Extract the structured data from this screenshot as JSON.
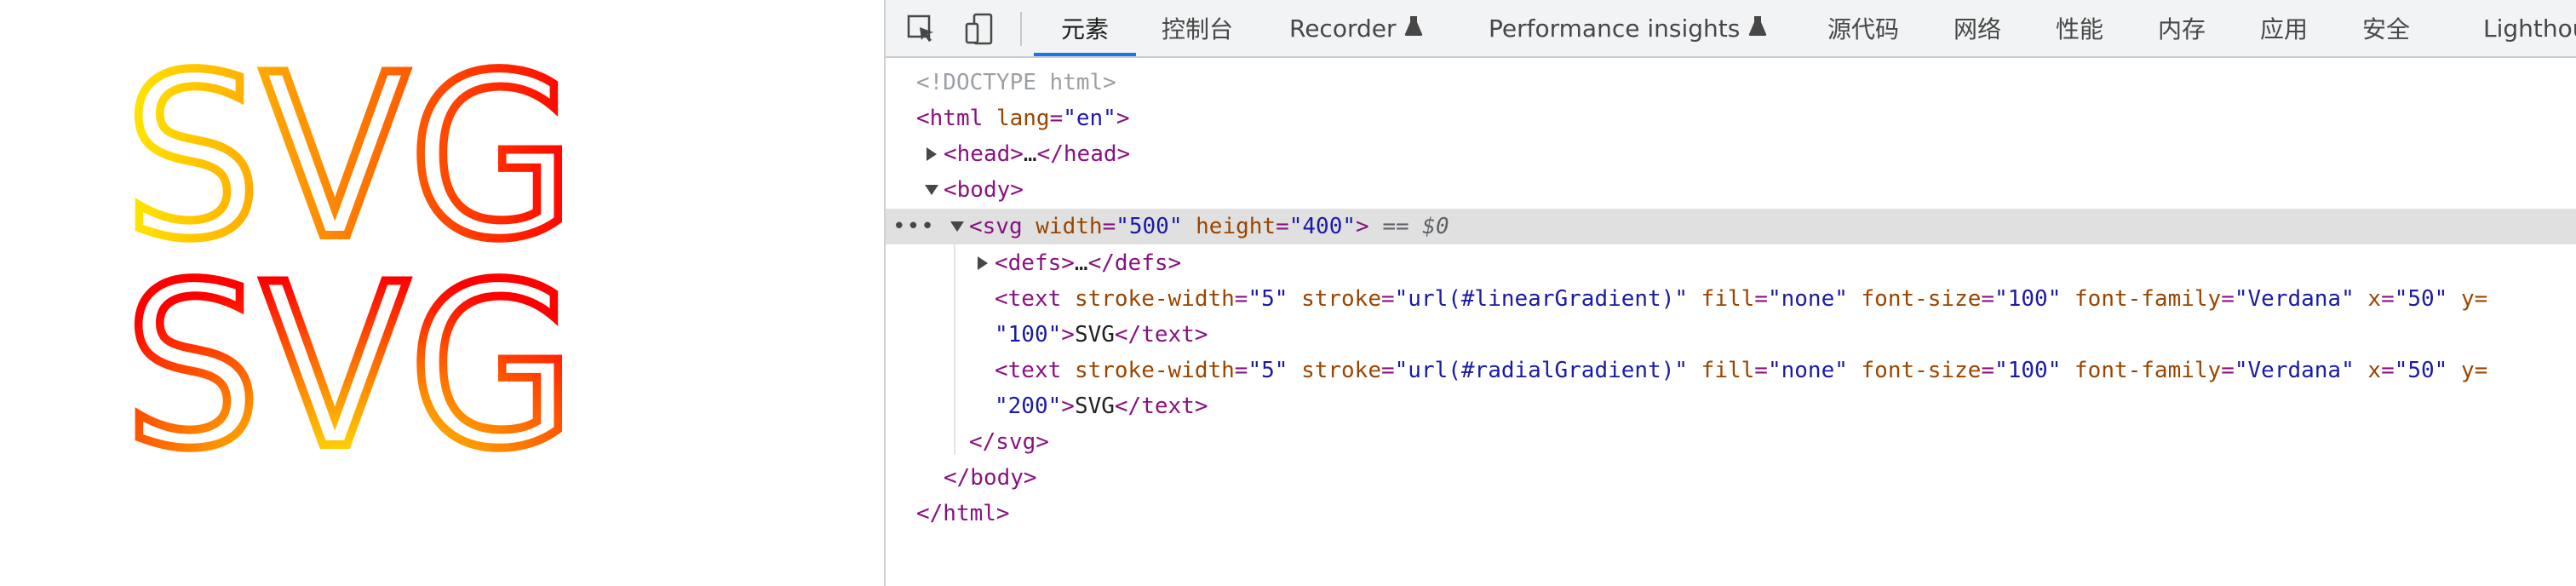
{
  "rendered_page": {
    "text_line1": "SVG",
    "text_line2": "SVG"
  },
  "devtools": {
    "tabs": [
      {
        "label": "元素",
        "active": true
      },
      {
        "label": "控制台",
        "active": false
      },
      {
        "label": "Recorder",
        "active": false,
        "experimental": true
      },
      {
        "label": "Performance insights",
        "active": false,
        "experimental": true
      },
      {
        "label": "源代码",
        "active": false
      },
      {
        "label": "网络",
        "active": false
      },
      {
        "label": "性能",
        "active": false
      },
      {
        "label": "内存",
        "active": false
      },
      {
        "label": "应用",
        "active": false
      },
      {
        "label": "安全",
        "active": false
      },
      {
        "label": "Lighthouse",
        "active": false
      }
    ],
    "icons": {
      "inspect": "select-element-icon",
      "device": "device-toolbar-icon",
      "experimental": "flask-icon"
    },
    "dom": {
      "doctype": "<!DOCTYPE html>",
      "html_open": {
        "lt": "<",
        "tag": "html",
        "attr": "lang",
        "eq": "=",
        "val": "\"en\"",
        "gt": ">"
      },
      "head": {
        "open": "<head>",
        "ellipsis": "…",
        "close": "</head>"
      },
      "body_open": "<body>",
      "svg": {
        "lt": "<",
        "tag": "svg",
        "attr1": "width",
        "val1": "\"500\"",
        "attr2": "height",
        "val2": "\"400\"",
        "gt": ">",
        "marker": "== $0",
        "dots": "•••"
      },
      "defs": {
        "open": "<defs>",
        "ellipsis": "…",
        "close": "</defs>"
      },
      "text1": {
        "lt": "<",
        "tag": "text",
        "a1": "stroke-width",
        "v1": "\"5\"",
        "a2": "stroke",
        "v2": "\"url(#linearGradient)\"",
        "a3": "fill",
        "v3": "\"none\"",
        "a4": "font-size",
        "v4": "\"100\"",
        "a5": "font-family",
        "v5": "\"Verdana\"",
        "a6": "x",
        "v6": "\"50\"",
        "a7": "y=",
        "wrap_val": "\"100\"",
        "gt": ">",
        "content": "SVG",
        "close": "</text>"
      },
      "text2": {
        "lt": "<",
        "tag": "text",
        "a1": "stroke-width",
        "v1": "\"5\"",
        "a2": "stroke",
        "v2": "\"url(#radialGradient)\"",
        "a3": "fill",
        "v3": "\"none\"",
        "a4": "font-size",
        "v4": "\"100\"",
        "a5": "font-family",
        "v5": "\"Verdana\"",
        "a6": "x",
        "v6": "\"50\"",
        "a7": "y=",
        "wrap_val": "\"200\"",
        "gt": ">",
        "content": "SVG",
        "close": "</text>"
      },
      "svg_close": "</svg>",
      "body_close": "</body>",
      "html_close": "</html>"
    }
  },
  "colors": {
    "gradient_yellow": "#ffe800",
    "gradient_orange": "#ff8a00",
    "gradient_red": "#ff0000",
    "accent_blue": "#1a73e8",
    "tag_purple": "#881280",
    "attr_brown": "#994500",
    "value_blue": "#1a1aa6"
  }
}
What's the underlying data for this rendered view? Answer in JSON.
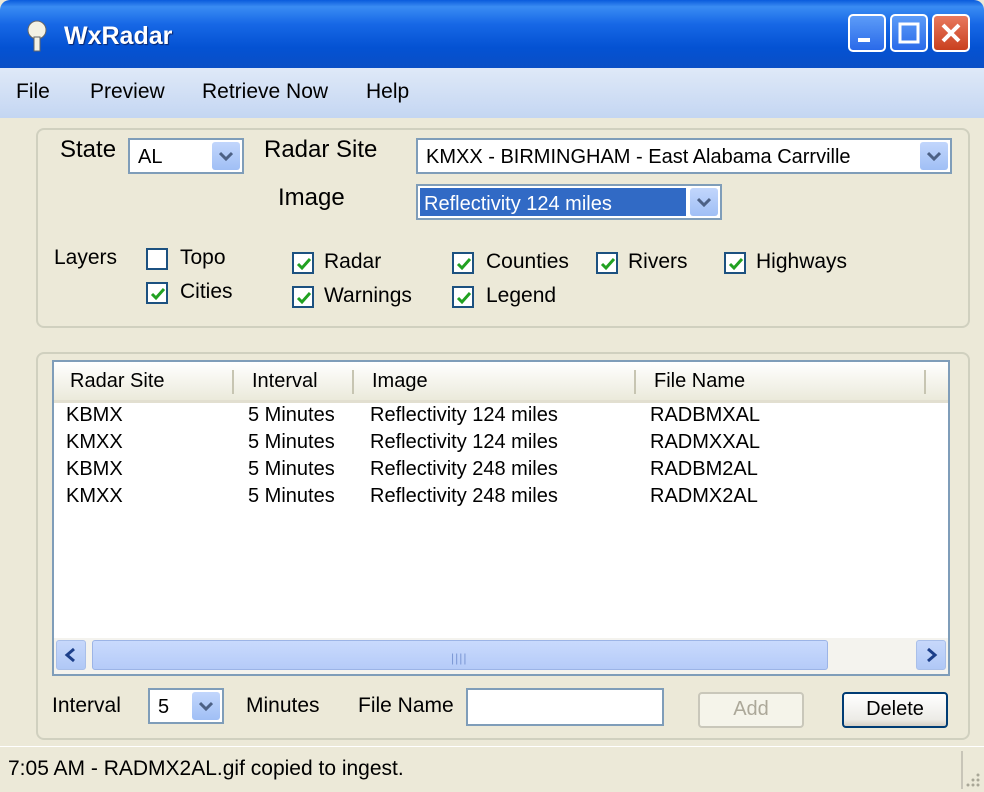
{
  "window": {
    "title": "WxRadar"
  },
  "menu": [
    "File",
    "Preview",
    "Retrieve Now",
    "Help"
  ],
  "settings": {
    "state_label": "State",
    "state_value": "AL",
    "radar_site_label": "Radar Site",
    "radar_site_value": "KMXX - BIRMINGHAM - East Alabama Carrville",
    "image_label": "Image",
    "image_value": "Reflectivity 124 miles",
    "layers_label": "Layers",
    "layers": [
      {
        "label": "Topo",
        "checked": false
      },
      {
        "label": "Cities",
        "checked": true
      },
      {
        "label": "Radar",
        "checked": true
      },
      {
        "label": "Warnings",
        "checked": true
      },
      {
        "label": "Counties",
        "checked": true
      },
      {
        "label": "Legend",
        "checked": true
      },
      {
        "label": "Rivers",
        "checked": true
      },
      {
        "label": "Highways",
        "checked": true
      }
    ]
  },
  "table": {
    "columns": [
      "Radar Site",
      "Interval",
      "Image",
      "File Name"
    ],
    "rows": [
      [
        "KBMX",
        "5 Minutes",
        "Reflectivity 124 miles",
        "RADBMXAL"
      ],
      [
        "KMXX",
        "5 Minutes",
        "Reflectivity 124 miles",
        "RADMXXAL"
      ],
      [
        "KBMX",
        "5 Minutes",
        "Reflectivity 248 miles",
        "RADBM2AL"
      ],
      [
        "KMXX",
        "5 Minutes",
        "Reflectivity 248 miles",
        "RADMX2AL"
      ]
    ]
  },
  "controls": {
    "interval_label": "Interval",
    "interval_value": "5",
    "minutes_label": "Minutes",
    "file_name_label": "File Name",
    "file_name_value": "",
    "add_label": "Add",
    "delete_label": "Delete"
  },
  "status": {
    "text": "7:05 AM - RADMX2AL.gif copied to ingest."
  },
  "colors": {
    "titlebar": "#0a5bdc",
    "selection": "#316ac5",
    "face": "#ece9d8"
  }
}
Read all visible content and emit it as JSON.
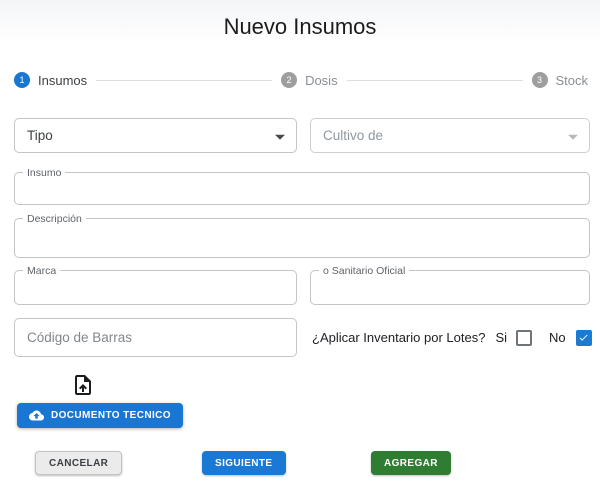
{
  "window": {
    "title": "Nuevo Insumos"
  },
  "stepper": {
    "steps": [
      {
        "number": "1",
        "label": "Insumos",
        "state": "active"
      },
      {
        "number": "2",
        "label": "Dosis",
        "state": "inactive"
      },
      {
        "number": "3",
        "label": "Stock",
        "state": "inactive"
      }
    ]
  },
  "form": {
    "tipo_select": {
      "value": "Tipo"
    },
    "cultivo_select": {
      "value": "Cultivo de",
      "disabled": true
    },
    "insumo_field": {
      "label": "Insumo",
      "value": ""
    },
    "descripcion_field": {
      "label": "Descripción",
      "value": ""
    },
    "marca_field": {
      "label": "Marca",
      "value": ""
    },
    "sanitario_field": {
      "label": "o Sanitario Oficial",
      "value": ""
    },
    "codigo_barras_field": {
      "placeholder": "Código de Barras",
      "value": ""
    },
    "inventario_lotes": {
      "question": "¿Aplicar Inventario por Lotes?",
      "options": [
        {
          "label": "Si",
          "checked": false
        },
        {
          "label": "No",
          "checked": true
        }
      ]
    }
  },
  "upload": {
    "icon": "upload-file-icon",
    "button_icon": "cloud-upload-icon",
    "button_label": "DOCUMENTO TECNICO"
  },
  "actions": {
    "cancel_label": "CANCELAR",
    "next_label": "SIGUIENTE",
    "add_label": "AGREGAR"
  },
  "colors": {
    "primary_blue": "#1976d2",
    "success_green": "#2e7d32",
    "inactive_gray": "#9e9e9e",
    "border_gray": "#c4c4c4",
    "cancel_gray": "#ebebeb",
    "checkbox_blue": "#1c7ad1"
  }
}
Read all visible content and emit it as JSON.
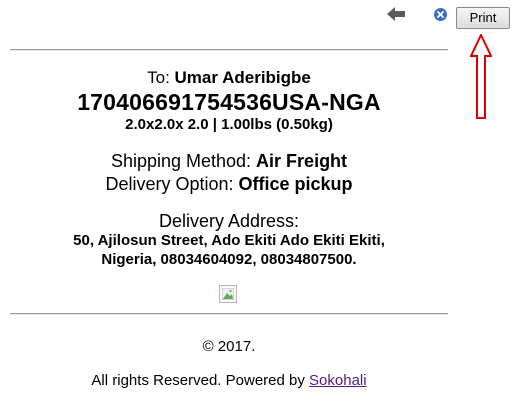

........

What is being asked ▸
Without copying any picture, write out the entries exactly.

Answer below ▸
Extract the structured data from this screenshot as JSON.
{
  "rendered_page": {
    "text_line1": "SVG",
    "text_line2": "SVG"
  },
  "devtools": {
    "tabs": [
      {
        "label": "元素",
        "active": true
      },
      {
        "label": "控制台",
        "active": false
      },
      {
        "label": "Recorder",
        "active": false,
        "experimental": true
      },
      {
        "label": "Performance insights",
        "active": false,
        "experimental": true
      },
      {
        "label": "源代码",
        "active": false
      },
      {
        "label": "网络",
        "active": false
      },
      {
        "label": "性能",
        "active": false
      },
      {
        "label": "内存",
        "active": false
      },
      {
        "label": "应用",
        "active": false
      },
      {
        "label": "安全",
        "active": false
      },
      {
        "label": "Lighthouse",
        "active": false
      }
    ],
    "icons": {
      "inspect": "select-element-icon",
      "device": "device-toolbar-icon",
      "experimental": "flask-icon"
    },
    "dom": {
      "doctype": "<!DOCTYPE html>",
      "html_open": {
        "lt": "<",
        "tag": "html",
        "attr": "lang",
        "eq": "=",
        "val": "\"en\"",
        "gt": ">"
      },
      "head": {
        "open": "<head>",
        "ellipsis": "…",
        "close": "</head>"
      },
      "body_open": "<body>",
      "svg": {
        "lt": "<",
        "tag": "svg",
        "attr1": "width",
        "val1": "\"500\"",
        "attr2": "height",
        "val2": "\"400\"",
        "gt": ">",
        "marker": "== $0",
        "dots": "•••"
      },
      "defs": {
        "open": "<defs>",
        "ellipsis": "…",
        "close": "</defs>"
      },
      "text1": {
        "lt": "<",
        "tag": "text",
        "a1": "stroke-width",
        "v1": "\"5\"",
        "a2": "stroke",
        "v2": "\"url(#linearGradient)\"",
        "a3": "fill",
        "v3": "\"none\"",
        "a4": "font-size",
        "v4": "\"100\"",
        "a5": "font-family",
        "v5": "\"Verdana\"",
        "a6": "x",
        "v6": "\"50\"",
        "a7": "y=",
        "wrap_val": "\"100\"",
        "gt": ">",
        "content": "SVG",
        "close": "</text>"
      },
      "text2": {
        "lt": "<",
        "tag": "text",
        "a1": "stroke-width",
        "v1": "\"5\"",
        "a2": "stroke",
        "v2": "\"url(#radialGradient)\"",
        "a3": "fill",
        "v3": "\"none\"",
        "a4": "font-size",
        "v4": "\"100\"",
        "a5": "font-family",
        "v5": "\"Verdana\"",
        "a6": "x",
        "v6": "\"50\"",
        "a7": "y=",
        "wrap_val": "\"200\"",
        "gt": ">",
        "content": "SVG",
        "close": "</text>"
      },
      "svg_close": "</svg>",
      "body_close": "</body>",
      "html_close": "</html>"
    }
  },
  "colors": {
    "gradient_yellow": "#ffe800",
    "gradient_orange": "#ff8a00",
    "gradient_red": "#ff0000",
    "accent_blue": "#1a73e8",
    "tag_purple": "#881280",
    "attr_brown": "#994500",
    "value_blue": "#1a1aa6"
  }
}
What's the underlying data for this rendered view? Answer in JSON.
{
  "window": {
    "title": "WxRadar"
  },
  "menu": [
    "File",
    "Preview",
    "Retrieve Now",
    "Help"
  ],
  "settings": {
    "state_label": "State",
    "state_value": "AL",
    "radar_site_label": "Radar Site",
    "radar_site_value": "KMXX - BIRMINGHAM - East Alabama Carrville",
    "image_label": "Image",
    "image_value": "Reflectivity 124 miles",
    "layers_label": "Layers",
    "layers": [
      {
        "label": "Topo",
        "checked": false
      },
      {
        "label": "Cities",
        "checked": true
      },
      {
        "label": "Radar",
        "checked": true
      },
      {
        "label": "Warnings",
        "checked": true
      },
      {
        "label": "Counties",
        "checked": true
      },
      {
        "label": "Legend",
        "checked": true
      },
      {
        "label": "Rivers",
        "checked": true
      },
      {
        "label": "Highways",
        "checked": true
      }
    ]
  },
  "table": {
    "columns": [
      "Radar Site",
      "Interval",
      "Image",
      "File Name"
    ],
    "rows": [
      [
        "KBMX",
        "5 Minutes",
        "Reflectivity 124 miles",
        "RADBMXAL"
      ],
      [
        "KMXX",
        "5 Minutes",
        "Reflectivity 124 miles",
        "RADMXXAL"
      ],
      [
        "KBMX",
        "5 Minutes",
        "Reflectivity 248 miles",
        "RADBM2AL"
      ],
      [
        "KMXX",
        "5 Minutes",
        "Reflectivity 248 miles",
        "RADMX2AL"
      ]
    ]
  },
  "controls": {
    "interval_label": "Interval",
    "interval_value": "5",
    "minutes_label": "Minutes",
    "file_name_label": "File Name",
    "file_name_value": "",
    "add_label": "Add",
    "delete_label": "Delete"
  },
  "status": {
    "text": "7:05 AM - RADMX2AL.gif copied to ingest."
  },
  "colors": {
    "titlebar": "#0a5bdc",
    "selection": "#316ac5",
    "face": "#ece9d8"
  }
}
Read all visible content and emit it as JSON.
{
  "window": {
    "title": "Nuevo Insumos"
  },
  "stepper": {
    "steps": [
      {
        "number": "1",
        "label": "Insumos",
        "state": "active"
      },
      {
        "number": "2",
        "label": "Dosis",
        "state": "inactive"
      },
      {
        "number": "3",
        "label": "Stock",
        "state": "inactive"
      }
    ]
  },
  "form": {
    "tipo_select": {
      "value": "Tipo"
    },
    "cultivo_select": {
      "value": "Cultivo de",
      "disabled": true
    },
    "insumo_field": {
      "label": "Insumo",
      "value": ""
    },
    "descripcion_field": {
      "label": "Descripción",
      "value": ""
    },
    "marca_field": {
      "label": "Marca",
      "value": ""
    },
    "sanitario_field": {
      "label": "o Sanitario Oficial",
      "value": ""
    },
    "codigo_barras_field": {
      "placeholder": "Código de Barras",
      "value": ""
    },
    "inventario_lotes": {
      "question": "¿Aplicar Inventario por Lotes?",
      "options": [
        {
          "label": "Si",
          "checked": false
        },
        {
          "label": "No",
          "checked": true
        }
      ]
    }
  },
  "upload": {
    "icon": "upload-file-icon",
    "button_icon": "cloud-upload-icon",
    "button_label": "DOCUMENTO TECNICO"
  },
  "actions": {
    "cancel_label": "CANCELAR",
    "next_label": "SIGUIENTE",
    "add_label": "AGREGAR"
  },
  "colors": {
    "primary_blue": "#1976d2",
    "success_green": "#2e7d32",
    "inactive_gray": "#9e9e9e",
    "border_gray": "#c4c4c4",
    "cancel_gray": "#ebebeb",
    "checkbox_blue": "#1c7ad1"
  }
}
Read all visible content and emit it as JSON.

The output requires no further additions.